Mick Sussman - The Rosenberg Algorithmic Music Generator, Vol. 2 [Anticausal Systems - 2019]Here’s the second volume of music created by the Rosenberg Algorithmic- a computer music generator created by New York-based avant-garde composer Mick Sussman. And once again we get a selection of manic & crazed compositions, that apt shift between genres & normal musical rules. I thoroughly enjoyed the first Vol of this series, which made it high my best of 2018 list….so is this as good consistent as the first vol?....well it has it’s moments of deranged sonic genius, but equally there's a lot of tracks that just don’t work at all- been more of sonic piles up, instead of worthy-yet- quirky composition.
The release comes in either cassette or digital download- we sadly only got the digital review copy, so I can’t really comment on the tape. In all the release takes sixteen tracks and these each run between three & four minutes apiece. The tape had an edition of fifty copies, and according to Sussman's Bandcamp, there are still copies left.

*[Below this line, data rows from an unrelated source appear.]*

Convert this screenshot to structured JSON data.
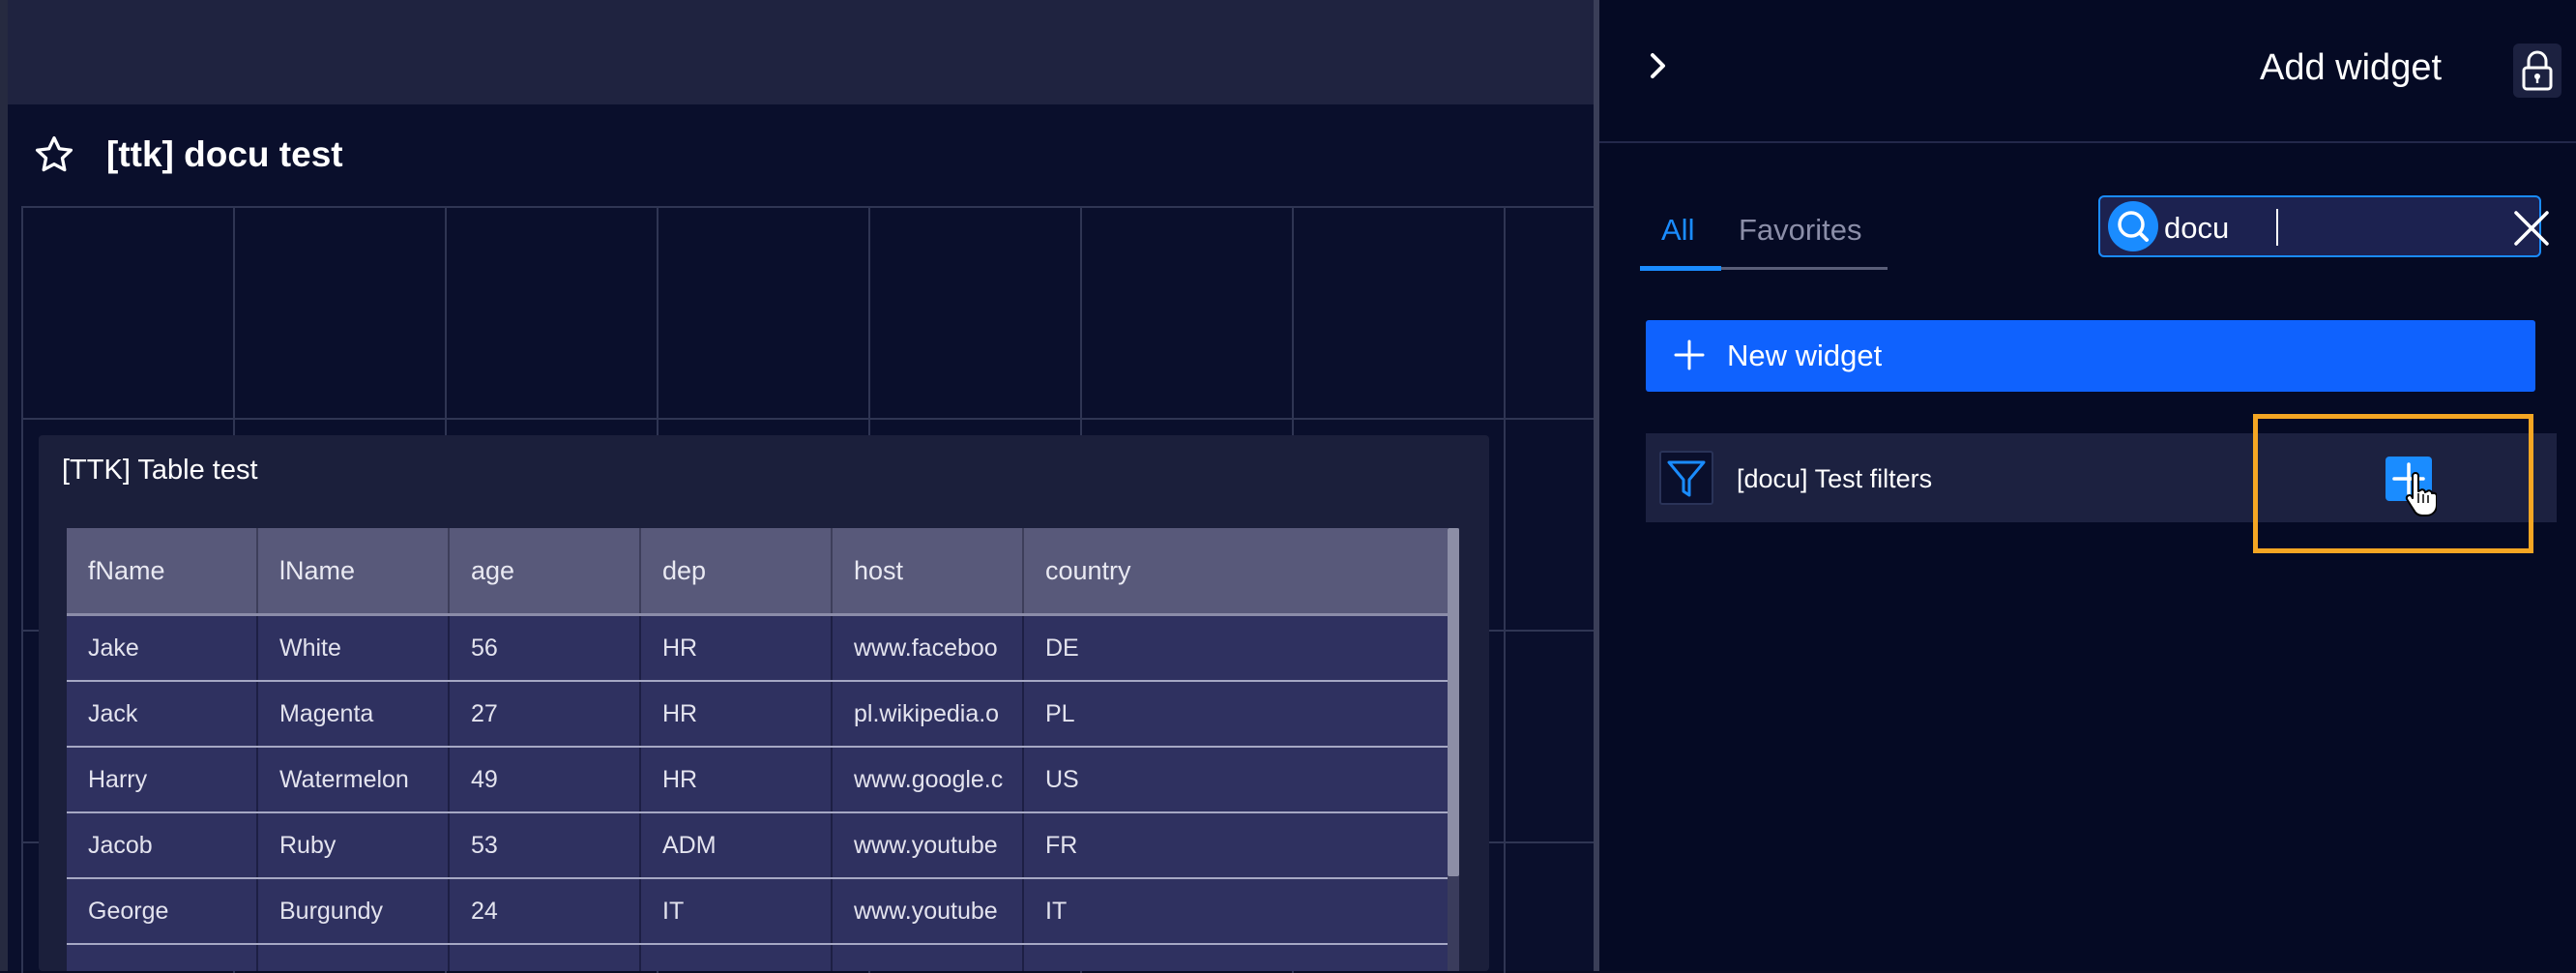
{
  "dashboard": {
    "title": "[ttk] docu test"
  },
  "widget": {
    "title": "[TTK] Table test",
    "columns": [
      "fName",
      "lName",
      "age",
      "dep",
      "host",
      "country"
    ],
    "rows": [
      [
        "Jake",
        "White",
        "56",
        "HR",
        "www.faceboo",
        "DE"
      ],
      [
        "Jack",
        "Magenta",
        "27",
        "HR",
        "pl.wikipedia.o",
        "PL"
      ],
      [
        "Harry",
        "Watermelon",
        "49",
        "HR",
        "www.google.c",
        "US"
      ],
      [
        "Jacob",
        "Ruby",
        "53",
        "ADM",
        "www.youtube",
        "FR"
      ],
      [
        "George",
        "Burgundy",
        "24",
        "IT",
        "www.youtube",
        "IT"
      ]
    ]
  },
  "panel": {
    "title": "Add widget",
    "tabs": [
      {
        "label": "All",
        "active": true
      },
      {
        "label": "Favorites",
        "active": false
      }
    ],
    "search": {
      "value": "docu",
      "placeholder": ""
    },
    "new_widget_label": "New widget",
    "results": [
      {
        "label": "[docu] Test filters",
        "icon": "filter-icon"
      }
    ]
  },
  "colors": {
    "accent": "#1a8cff",
    "primary_button": "#0f62fe",
    "highlight": "#f5a623",
    "background": "#050a24"
  }
}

The release opens with "Complacently Sprightliest (Rb. 851)"- this is best described as soured muzak, with a slightly medieval feel to it- as two or three layers of rapidly darting & jaunting melody are fed together with tight percussion brushers- all to create a discordant rushing structure. The next few tracks really follow the seemingly discordant & messy flow, It’s not until track five we get something wholly worthy in the form of "Piratical Editorial (Rb. 881)"- which sees slowly slurring & pitch shifting vibe like choppiness- all sounding like some melted fair ground monster made from many smaller rides & slot machine. Another worthy moment is off-color electro jig meets wonky techno stab of "Uselessness Warble (Rb. 738)". Or the final track "Slangiest Colonialist (Rb. 815)"- which sounds like a blend of sped-up electro-country music & manic stabbing vibe brightness. The problem is even these track feel too overloaded & busy for there own good, with the genre traits they are trying to mimic or recreate, just lost in the collisions of different layers of stuff.
So, in conclusion, I certainly still enjoy the sound & possibilities created by the Rosenberg Algorithmic, and there are few effective, balanced, and slight more focused tracks here- the issue is the other stuff which sadly often comes out as a manic pile-up of electro textures, that gives little entertainment or appeal- if you liked the first Vol you may enjoy some of what’s here, but if your new to Sussman I’d start on the first vol, as it’s a lot more consistent.Roger Batty